Since Mubarak’s fall, the groups that led the uprising and Islamists have been locked in a fight over the country’s new constitution. The new parliament will be tasked, in theory, with selecting a 100-member panel to draft the new constitution. But adding to tensions, the ruling military council that took over from Mubarak has suggested it will choose 80 of those members, and said parliament will have no say in naming a new government.
“The conflict will be over the soul of Egypt,” said Nabil Abdel-Fattah, a senior researcher at the state-sponsored Al-Ahram Center for Political and Strategic Studies, calling the new parliament “transitional” with a “very conservative Islamic” outlook.
The Brotherhood has emerged as the most organized and cohesive political force in these elections. But with no track record of governing, it is not yet clear how they will behave in power. The party has positioned itself as a moderate Islamist party that wants to implement Islamic law without sacrificing personal freedoms, and has said it will not seek an alliance with the more radical Nour party.
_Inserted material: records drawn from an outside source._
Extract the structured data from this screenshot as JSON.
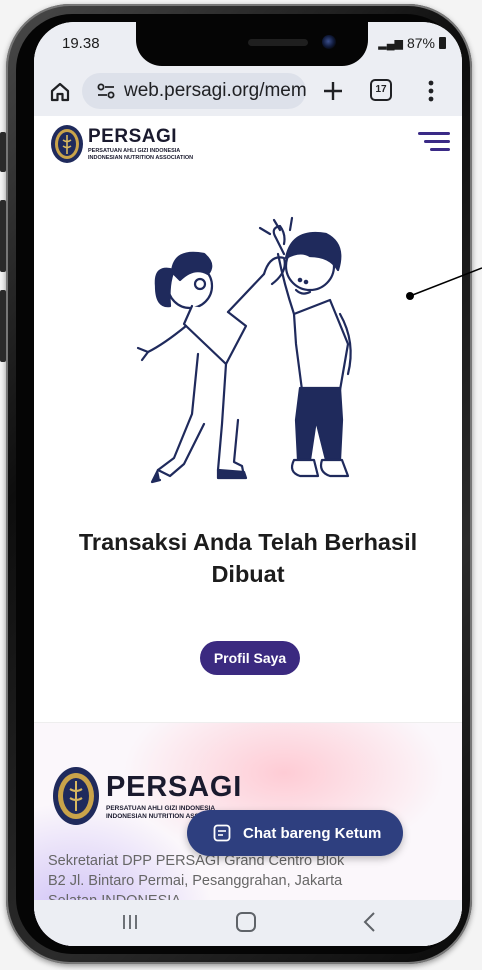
{
  "status_bar": {
    "time": "19.38",
    "battery": "87%"
  },
  "browser": {
    "url": "web.persagi.org/meml",
    "tab_count": "17"
  },
  "site_header": {
    "brand": "PERSAGI",
    "subtitle_line1": "PERSATUAN AHLI GIZI INDONESIA",
    "subtitle_line2": "INDONESIAN NUTRITION ASSOCIATION"
  },
  "hero": {
    "headline": "Transaksi Anda Telah Berhasil Dibuat",
    "cta_label": "Profil Saya"
  },
  "footer": {
    "brand": "PERSAGI",
    "subtitle_line1": "PERSATUAN AHLI GIZI INDONESIA",
    "subtitle_line2": "INDONESIAN NUTRITION ASSOCIATION",
    "address": "Sekretariat DPP PERSAGI Grand Centro Blok B2 Jl. Bintaro Permai, Pesanggrahan, Jakarta Selatan INDONESIA"
  },
  "chat": {
    "label": "Chat bareng Ketum"
  },
  "colors": {
    "primary": "#3b2a80",
    "chat_button": "#2e3f7f",
    "illustration_navy": "#1f2a5c"
  }
}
The ultraconservative Salafis who dominate the Nour Party are newcomers to the political scene. They had previously frowned upon involvement in politics and shunned elections. They espouse a strict interpretation of Islam similar to that of Saudi Arabia, where the sexes are segregated and women must be veiled and are barred from driving. Its members say laws contradicting religion can’t be passed.
A Nour Party spokesman, Yousseri Hamad, suggested over the weekend, for example, that alcohol should be banned and that a state agency could penalize Muslims for eating during the day during the holy month of Ramadan, when the devout fast from dawn to dusk.
Many in Egypt’s Coptic Christian population, which makes up 10 percent of the country, fear the Salafis will push for laws that will make them second-class citizens.
Egypt already uses Islamic law, or Shariah, as the basis for legislation. However, laws remain largely secular as Shariah does not cover all aspects of modern life.
If the Muslim Brotherhood chooses not to form an alliance with the Salafis, the liberal Egyptian Bloc — which came in third with 13.4 percent of the votes — could counterbalance hard-line elements.
It is also unclear how much influence the new parliament will have over Egypt’s democratic transition and how long it will even serve.
The Muslim Brotherhood has said it will challenge moves by the military to retain overall control of key aspects of governing and the transition. A strong showing by Islamists in the elections could boost its popular mandate to do so.
The power struggle within parliament could shape up as a fight among the different Islamist trends or between the Islamists and the liberal and secular forces.
The elections, which began Nov. 28, are the first since Mubarak’s ouster and the freest and fairest in Egypt’s modern history.
Turnout of around 60 percent was the highest in living memory as few participated in the heavily rigged votes under Mubarak.
The ballots are a confusing mix of individual races and party lists, and the Sunday results only reflect the party list performance for less than a third of the 498-seat parliament.
Another liberal list, the Wafd Party, received 7.1 percent, while the moderate Islamist Wasat or Centrist Party took 4.3 percent.
The final shape of the lower house of parliament will not be announced before January. Elections for the less powerful upper house will finish in March.
The next step in the complex process, a round of runoffs between more than 100 individual candidates competing in the first round for around 50 seats, is set for Monday and Tuesday.